Proper architecture for Django CMS blog interface for non-staff users (content post writers)

I’m using Django to create a blog CMS for my philosophy society. We intend on having about half a dozen writers who will be posting academic essay content. We are expecting low traffic. My peers are non technical. I already have a WYSIWYG editor integrated in the Admin Dashboard. It works well with my placeholder content and Django is serving the essays and writer bio’s as intended so far.

The problem is this:

This image depicts what my Admin Dashboard looks like, and specifically the “contributors” web app with the Writers model showing 5 different instances of the model (pretend writers named: Matthew, Mark, Like, John, Phil). This placeholder data was entered by a staff Admin. So while this works as a prototype, what I need to do next is bind an admin user created to Writer model data entered.

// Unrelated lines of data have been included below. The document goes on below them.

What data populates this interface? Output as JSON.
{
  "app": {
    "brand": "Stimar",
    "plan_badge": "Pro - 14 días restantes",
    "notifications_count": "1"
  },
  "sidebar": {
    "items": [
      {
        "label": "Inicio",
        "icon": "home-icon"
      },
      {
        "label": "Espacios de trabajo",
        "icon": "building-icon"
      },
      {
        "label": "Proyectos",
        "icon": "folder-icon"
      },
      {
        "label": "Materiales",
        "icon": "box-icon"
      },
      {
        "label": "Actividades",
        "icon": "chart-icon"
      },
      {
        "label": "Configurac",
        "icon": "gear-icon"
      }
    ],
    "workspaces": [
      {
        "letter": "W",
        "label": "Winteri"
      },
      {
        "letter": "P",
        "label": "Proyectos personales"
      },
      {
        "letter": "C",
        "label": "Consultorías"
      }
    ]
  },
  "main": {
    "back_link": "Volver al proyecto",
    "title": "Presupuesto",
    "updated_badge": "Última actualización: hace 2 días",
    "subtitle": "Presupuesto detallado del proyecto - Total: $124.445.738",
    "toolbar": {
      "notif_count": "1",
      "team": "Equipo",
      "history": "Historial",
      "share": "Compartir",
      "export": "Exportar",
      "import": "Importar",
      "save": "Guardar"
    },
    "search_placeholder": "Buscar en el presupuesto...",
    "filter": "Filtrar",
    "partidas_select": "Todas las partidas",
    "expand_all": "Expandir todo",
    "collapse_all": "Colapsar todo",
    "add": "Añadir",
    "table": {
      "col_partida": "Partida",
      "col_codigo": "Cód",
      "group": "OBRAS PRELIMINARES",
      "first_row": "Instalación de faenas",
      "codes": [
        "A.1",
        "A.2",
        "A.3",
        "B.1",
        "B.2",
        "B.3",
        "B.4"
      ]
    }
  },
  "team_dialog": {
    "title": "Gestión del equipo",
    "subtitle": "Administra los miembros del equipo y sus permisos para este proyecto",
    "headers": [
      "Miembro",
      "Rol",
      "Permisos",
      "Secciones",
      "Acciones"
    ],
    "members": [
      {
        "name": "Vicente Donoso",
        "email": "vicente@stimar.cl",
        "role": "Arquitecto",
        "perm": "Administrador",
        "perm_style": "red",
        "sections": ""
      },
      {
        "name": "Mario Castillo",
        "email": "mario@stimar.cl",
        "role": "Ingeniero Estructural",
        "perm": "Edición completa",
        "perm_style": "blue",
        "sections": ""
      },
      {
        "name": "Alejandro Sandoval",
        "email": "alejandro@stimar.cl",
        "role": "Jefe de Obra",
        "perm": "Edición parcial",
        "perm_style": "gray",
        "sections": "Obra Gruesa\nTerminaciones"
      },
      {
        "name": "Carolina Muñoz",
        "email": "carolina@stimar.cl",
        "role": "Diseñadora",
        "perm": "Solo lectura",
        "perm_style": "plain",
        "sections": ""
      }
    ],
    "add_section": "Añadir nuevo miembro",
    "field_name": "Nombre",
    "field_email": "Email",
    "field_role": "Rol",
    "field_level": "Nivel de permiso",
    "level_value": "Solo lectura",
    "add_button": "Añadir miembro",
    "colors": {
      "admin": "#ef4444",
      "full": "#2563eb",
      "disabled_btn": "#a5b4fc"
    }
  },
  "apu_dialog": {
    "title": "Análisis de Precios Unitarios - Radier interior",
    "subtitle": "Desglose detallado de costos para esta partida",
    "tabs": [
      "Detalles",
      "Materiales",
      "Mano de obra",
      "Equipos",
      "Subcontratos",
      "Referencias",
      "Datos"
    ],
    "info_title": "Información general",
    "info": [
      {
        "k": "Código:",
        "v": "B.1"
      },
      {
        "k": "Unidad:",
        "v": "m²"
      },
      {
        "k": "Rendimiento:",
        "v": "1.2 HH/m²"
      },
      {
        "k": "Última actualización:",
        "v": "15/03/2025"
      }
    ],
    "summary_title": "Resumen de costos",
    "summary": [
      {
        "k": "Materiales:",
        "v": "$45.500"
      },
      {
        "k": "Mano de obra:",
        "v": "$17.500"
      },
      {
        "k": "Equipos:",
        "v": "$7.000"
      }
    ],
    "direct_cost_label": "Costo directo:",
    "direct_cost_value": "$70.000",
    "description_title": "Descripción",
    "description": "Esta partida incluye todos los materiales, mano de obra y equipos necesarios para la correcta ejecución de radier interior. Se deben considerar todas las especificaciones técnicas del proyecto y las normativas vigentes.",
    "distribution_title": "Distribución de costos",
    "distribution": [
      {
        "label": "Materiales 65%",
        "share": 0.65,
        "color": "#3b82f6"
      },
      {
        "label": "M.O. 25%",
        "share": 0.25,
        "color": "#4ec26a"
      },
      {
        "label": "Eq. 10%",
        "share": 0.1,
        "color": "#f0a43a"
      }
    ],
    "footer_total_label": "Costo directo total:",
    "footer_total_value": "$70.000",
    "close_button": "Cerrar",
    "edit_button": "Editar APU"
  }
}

This can be achieved using a foreign key gymnastic (which I still need to do but is within the realm of possibility). I can figure that out. But even with that accomplished, the next problem I’d have to solve is that there is no User permission to grant a Writer the ability to view, change, delete, their own Writer profile but not other users. With my current model, one of these Writers will be able to view and change everyone else as you can see in this image of my Admin Dashboard:

Therefore, here is Main Question #1: How do I assign Admin Users permissions so that they can only view / change their own bios and can’t see / change other user’s (writer’s) bios?

One potential solution I can already think of (and have more than one good tutorial to guide me to implement it) is to just build out the ‘contributors’ web app further with a custom interface on the website so that the Writers don’t need to login to the Admin Dashboard and just login from the navbar, view their profile, add their biographical content, change this content, and then logout. To do so I can use Django’s terrific authentication decorators and mixins. I think I could handle that as well. I’d like to use that same technique for posting blog articles too. I can write a login/logout interface on the site (no Admin Dashboard access required) to post/enter their long-form essay content. The tutorials I have support that avenue. What my Django course material does not explain is how to build or integrate a WYSIWYG editor onto the site. My current WYSIWYG (CKEditor) requires Admin Dashboard access. That’s the next problem I need a solution to.

Here is a comparison chart courtesy of Django Packages with all kinds of WYSIWYG editor tools.

My Main Question #2 is now: How do I narrow down the WYSIWYG editors which integrate onto a Django site interface rather than in the Admin Dashboard?

I already experimented with Wagtail and Django CMS. I feel that they are “overkill”. By that I mean, the Wagtail Admin Dashboard has an unintuitive, unusual, and bizarre WYSIWYG editor. Django CMS is abstract and hard to use. I hesitate to go with a complete blog/CMS solution like those because customizing them to meet my use-case is like learning a whole new framework unto itself with an unnecessarily steep learning curve. I really like the way the custom Jazzmin theme turned out (screenshots above) so far because it’s polished and simple.

If I could just find a WYSIWYG editor tool to integrate into my website’s interface without requiring my blog post writers to login to the Admin Dashboard, then that’s all I’d need.

I am open and receptive to comments, recommendations, and suggestions.

What you want to do is spend some quality time reviewing the entire Django Admin docs, looking at all the functions already defined within the admin system that you can override in your ModelAdmin class. (In particular, see some of the functions starting at has_view_permission) You have complete control over what users see for any given page within the admin.

No, it does not. It might provide a plugin to automatically make it available within the Admin, but you can create a page using CKEditor in any page. Work your way through the docs starting at Quick start - CKEditor 5 Documentation to understand how CKEditor works and can be integrated into your site.